I seem to remember a proof that if a category $C$ has coproducts and a $0$ object, then necessarily if we had objects of $C$, say $a$ and $-a$, such that $a \oplus -a \simeq 0$, then $a\simeq 0\simeq -a$.

But right now, I can't place this, nor am I 100% sure that that is the correct property. I am able to show that, using the various universal properties at play, that the morphisms in such a category are necessarily quite boring, but not that it completely collapses (i.e. if I assume that all objects have a corresponding 'negative' object).


With Yoneda ? For every object $X$, $Mor(a\oplus (-a),X)$ is a singleton since $a \oplus (-a)$ is initial. And $Mor(a\oplus (-a),X) \cong Mor(a,X) \times Mor((-a),X)$ is a singleton as well. So $Mor(a,X) \cong Mor((-a),X) \cong Mor(0,X)$. Hence $a \cong (-a) \cong 0$.

  • $\begingroup$ So all I need is that $a \oplus -a$ is initial for this to work? $\endgroup$ – Jacques Carette Jun 20 '12 at 17:57
  • $\begingroup$ Yes, the only hypothesis is $a \oplus (-a)$ initial. $\endgroup$ – Philippe Gaucher Jun 20 '12 at 18:05

There are three proofs:

1) If $C$ has infinite coproducts, you may use the Eilenberg swindle:

$$a \cong a \oplus (-a \oplus a) \oplus (-a \oplus a) \oplus \dotsc \cong (a \oplus -a) \oplus (a \oplus -a) \oplus \dotsc \cong 0.$$

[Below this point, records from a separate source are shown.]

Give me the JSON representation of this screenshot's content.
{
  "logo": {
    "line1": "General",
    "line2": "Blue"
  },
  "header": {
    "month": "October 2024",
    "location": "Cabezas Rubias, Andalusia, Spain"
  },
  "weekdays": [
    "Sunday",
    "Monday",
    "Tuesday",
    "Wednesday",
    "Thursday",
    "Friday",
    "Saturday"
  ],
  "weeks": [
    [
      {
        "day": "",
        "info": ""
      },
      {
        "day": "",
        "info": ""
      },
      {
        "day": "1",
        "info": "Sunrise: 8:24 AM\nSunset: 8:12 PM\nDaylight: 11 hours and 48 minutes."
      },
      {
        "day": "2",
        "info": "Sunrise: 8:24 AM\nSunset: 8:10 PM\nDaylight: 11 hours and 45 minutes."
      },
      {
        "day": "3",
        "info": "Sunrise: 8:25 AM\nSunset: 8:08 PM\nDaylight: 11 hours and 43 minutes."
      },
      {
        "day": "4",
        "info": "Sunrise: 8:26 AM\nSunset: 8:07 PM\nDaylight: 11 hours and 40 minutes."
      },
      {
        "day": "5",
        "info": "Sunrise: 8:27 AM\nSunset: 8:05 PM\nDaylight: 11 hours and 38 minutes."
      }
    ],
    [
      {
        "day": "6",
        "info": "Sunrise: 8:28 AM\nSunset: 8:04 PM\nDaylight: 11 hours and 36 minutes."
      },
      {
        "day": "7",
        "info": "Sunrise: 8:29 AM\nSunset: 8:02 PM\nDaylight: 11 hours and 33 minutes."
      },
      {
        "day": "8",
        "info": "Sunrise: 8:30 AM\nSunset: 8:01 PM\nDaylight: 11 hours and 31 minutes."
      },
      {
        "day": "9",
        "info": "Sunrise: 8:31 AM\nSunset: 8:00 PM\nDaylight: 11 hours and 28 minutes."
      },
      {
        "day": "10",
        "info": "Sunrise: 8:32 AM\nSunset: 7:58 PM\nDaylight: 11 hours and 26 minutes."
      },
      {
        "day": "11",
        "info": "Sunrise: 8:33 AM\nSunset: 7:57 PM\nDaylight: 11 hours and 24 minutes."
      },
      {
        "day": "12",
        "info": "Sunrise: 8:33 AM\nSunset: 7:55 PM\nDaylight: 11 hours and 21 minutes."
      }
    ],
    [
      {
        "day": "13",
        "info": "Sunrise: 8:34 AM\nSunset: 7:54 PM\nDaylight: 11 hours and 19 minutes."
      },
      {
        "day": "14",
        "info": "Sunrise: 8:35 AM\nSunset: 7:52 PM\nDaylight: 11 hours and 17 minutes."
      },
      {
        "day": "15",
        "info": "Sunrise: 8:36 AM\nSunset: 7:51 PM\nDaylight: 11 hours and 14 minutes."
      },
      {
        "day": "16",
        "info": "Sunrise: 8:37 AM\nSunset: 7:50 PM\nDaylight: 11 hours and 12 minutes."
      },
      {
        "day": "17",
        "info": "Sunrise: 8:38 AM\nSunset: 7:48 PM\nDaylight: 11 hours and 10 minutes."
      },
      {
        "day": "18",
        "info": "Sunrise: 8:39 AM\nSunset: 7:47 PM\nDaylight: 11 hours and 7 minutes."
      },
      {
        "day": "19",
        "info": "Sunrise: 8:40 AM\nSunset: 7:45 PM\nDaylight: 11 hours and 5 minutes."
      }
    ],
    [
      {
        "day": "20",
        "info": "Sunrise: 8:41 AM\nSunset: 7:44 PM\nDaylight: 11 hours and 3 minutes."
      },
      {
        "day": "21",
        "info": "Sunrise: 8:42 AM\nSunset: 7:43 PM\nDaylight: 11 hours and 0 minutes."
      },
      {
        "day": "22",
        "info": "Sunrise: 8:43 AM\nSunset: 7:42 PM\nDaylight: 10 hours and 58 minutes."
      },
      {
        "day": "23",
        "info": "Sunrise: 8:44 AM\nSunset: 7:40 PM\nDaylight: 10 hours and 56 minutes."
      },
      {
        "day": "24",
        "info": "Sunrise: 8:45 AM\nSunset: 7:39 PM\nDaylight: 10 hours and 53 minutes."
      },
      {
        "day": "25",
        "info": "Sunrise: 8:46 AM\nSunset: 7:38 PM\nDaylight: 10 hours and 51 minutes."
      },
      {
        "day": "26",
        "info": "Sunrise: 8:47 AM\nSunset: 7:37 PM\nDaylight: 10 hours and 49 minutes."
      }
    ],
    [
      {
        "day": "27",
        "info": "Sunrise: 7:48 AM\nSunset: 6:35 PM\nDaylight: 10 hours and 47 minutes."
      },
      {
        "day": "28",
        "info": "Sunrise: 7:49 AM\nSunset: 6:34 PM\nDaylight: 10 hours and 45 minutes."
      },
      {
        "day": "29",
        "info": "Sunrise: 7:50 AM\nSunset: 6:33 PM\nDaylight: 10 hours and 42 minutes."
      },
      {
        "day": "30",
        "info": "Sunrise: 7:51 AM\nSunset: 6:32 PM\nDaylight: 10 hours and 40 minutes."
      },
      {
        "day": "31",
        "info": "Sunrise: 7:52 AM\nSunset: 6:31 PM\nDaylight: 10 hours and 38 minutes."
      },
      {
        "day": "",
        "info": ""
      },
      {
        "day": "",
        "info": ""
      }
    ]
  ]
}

2) Here is my personal summary of Philippe's proof: (a) It is enough to prove the dual statement $a \times a^{-1} \cong 1 \Rightarrow a \cong 1$ in categories with products. (b) This may be reduced, by the Yoneda embedding which preserves products, to the case $\mathsf{Set}$. (c) In the case of $\mathsf{Set}$ it is clear.

3) If $\mathcal{L}$ is an invertible object of a symmetric monoidal category, then $\mathcal{L} \otimes -$ is cocontinuous since $\mathcal{L}^{-1} \otimes - $ is right adjoint to it. In particular $\mathcal{L} \otimes -$ preserves initial objects. Now apply this to $(C,\oplus,0)$. Thus if $a$ is invertible w.r.t. $\oplus$, we have $a \oplus 0 \cong 0$. On the other hand, the left hand side is also $a$.


for any object $X\in C$ we have the bijections $C(a, X)\times C(-a, X) \cong C(a\oplus -a, X)\cong C(0, X)=${$0$} then the sets $C(a, X), C(-a, X)$ have one element (the 0-morphism $a\to X=a\to 0\to X$ and $-a\to X=-a\to 0\to X$). THen $a$ is a initial object as $0$ then $a\cong 0$, similary $-a\cong 0$

  • $\begingroup$ I posted too late the answere.. $\endgroup$ – Buschi Sergio Jun 20 '12 at 18:09
  • $\begingroup$ By a few minutes, yes. $\endgroup$ – Jacques Carette Jun 20 '12 at 18:11

Your Answer

By clicking “Post Your Answer”, you agree to our terms of service, privacy policy and cookie policy

Not the answer you're looking for? Browse other questions tagged or ask your own question.